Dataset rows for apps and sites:
== Segment start ==

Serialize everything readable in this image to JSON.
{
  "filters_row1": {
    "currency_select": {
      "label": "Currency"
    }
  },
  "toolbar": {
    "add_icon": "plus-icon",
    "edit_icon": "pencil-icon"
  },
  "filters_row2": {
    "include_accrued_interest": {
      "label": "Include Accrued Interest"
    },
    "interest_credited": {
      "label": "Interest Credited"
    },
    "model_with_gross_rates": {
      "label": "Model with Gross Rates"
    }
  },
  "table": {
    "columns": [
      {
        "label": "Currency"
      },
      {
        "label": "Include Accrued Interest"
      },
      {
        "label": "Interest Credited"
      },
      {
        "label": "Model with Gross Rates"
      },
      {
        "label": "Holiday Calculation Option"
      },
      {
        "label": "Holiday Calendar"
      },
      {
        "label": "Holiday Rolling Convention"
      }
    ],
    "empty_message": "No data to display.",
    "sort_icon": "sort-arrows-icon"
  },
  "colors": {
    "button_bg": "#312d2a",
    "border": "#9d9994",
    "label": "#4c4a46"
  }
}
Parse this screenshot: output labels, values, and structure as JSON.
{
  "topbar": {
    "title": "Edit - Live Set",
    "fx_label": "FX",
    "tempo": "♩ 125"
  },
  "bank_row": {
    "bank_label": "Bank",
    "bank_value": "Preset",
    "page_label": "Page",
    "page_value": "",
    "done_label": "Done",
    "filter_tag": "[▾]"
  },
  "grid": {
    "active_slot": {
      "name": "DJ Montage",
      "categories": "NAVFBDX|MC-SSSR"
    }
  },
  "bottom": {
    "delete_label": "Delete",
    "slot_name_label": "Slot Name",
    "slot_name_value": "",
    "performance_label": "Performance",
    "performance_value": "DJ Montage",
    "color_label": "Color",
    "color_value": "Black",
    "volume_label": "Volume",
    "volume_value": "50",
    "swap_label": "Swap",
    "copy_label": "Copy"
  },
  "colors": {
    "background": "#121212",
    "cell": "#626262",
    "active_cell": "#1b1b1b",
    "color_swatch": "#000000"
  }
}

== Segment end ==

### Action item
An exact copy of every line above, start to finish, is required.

### Answer to the problem
Serialize everything readable in this image to JSON.
{
  "filters_row1": {
    "currency_select": {
      "label": "Currency"
    }
  },
  "toolbar": {
    "add_icon": "plus-icon",
    "edit_icon": "pencil-icon"
  },
  "filters_row2": {
    "include_accrued_interest": {
      "label": "Include Accrued Interest"
    },
    "interest_credited": {
      "label": "Interest Credited"
    },
    "model_with_gross_rates": {
      "label": "Model with Gross Rates"
    }
  },
  "table": {
    "columns": [
      {
        "label": "Currency"
      },
      {
        "label": "Include Accrued Interest"
      },
      {
        "label": "Interest Credited"
      },
      {
        "label": "Model with Gross Rates"
      },
      {
        "label": "Holiday Calculation Option"
      },
      {
        "label": "Holiday Calendar"
      },
      {
        "label": "Holiday Rolling Convention"
      }
    ],
    "empty_message": "No data to display.",
    "sort_icon": "sort-arrows-icon"
  },
  "colors": {
    "button_bg": "#312d2a",
    "border": "#9d9994",
    "label": "#4c4a46"
  }
}
Parse this screenshot: output labels, values, and structure as JSON.
{
  "topbar": {
    "title": "Edit - Live Set",
    "fx_label": "FX",
    "tempo": "♩ 125"
  },
  "bank_row": {
    "bank_label": "Bank",
    "bank_value": "Preset",
    "page_label": "Page",
    "page_value": "",
    "done_label": "Done",
    "filter_tag": "[▾]"
  },
  "grid": {
    "active_slot": {
      "name": "DJ Montage",
      "categories": "NAVFBDX|MC-SSSR"
    }
  },
  "bottom": {
    "delete_label": "Delete",
    "slot_name_label": "Slot Name",
    "slot_name_value": "",
    "performance_label": "Performance",
    "performance_value": "DJ Montage",
    "color_label": "Color",
    "color_value": "Black",
    "volume_label": "Volume",
    "volume_value": "50",
    "swap_label": "Swap",
    "copy_label": "Copy"
  },
  "colors": {
    "background": "#121212",
    "cell": "#626262",
    "active_cell": "#1b1b1b",
    "color_swatch": "#000000"
  }
}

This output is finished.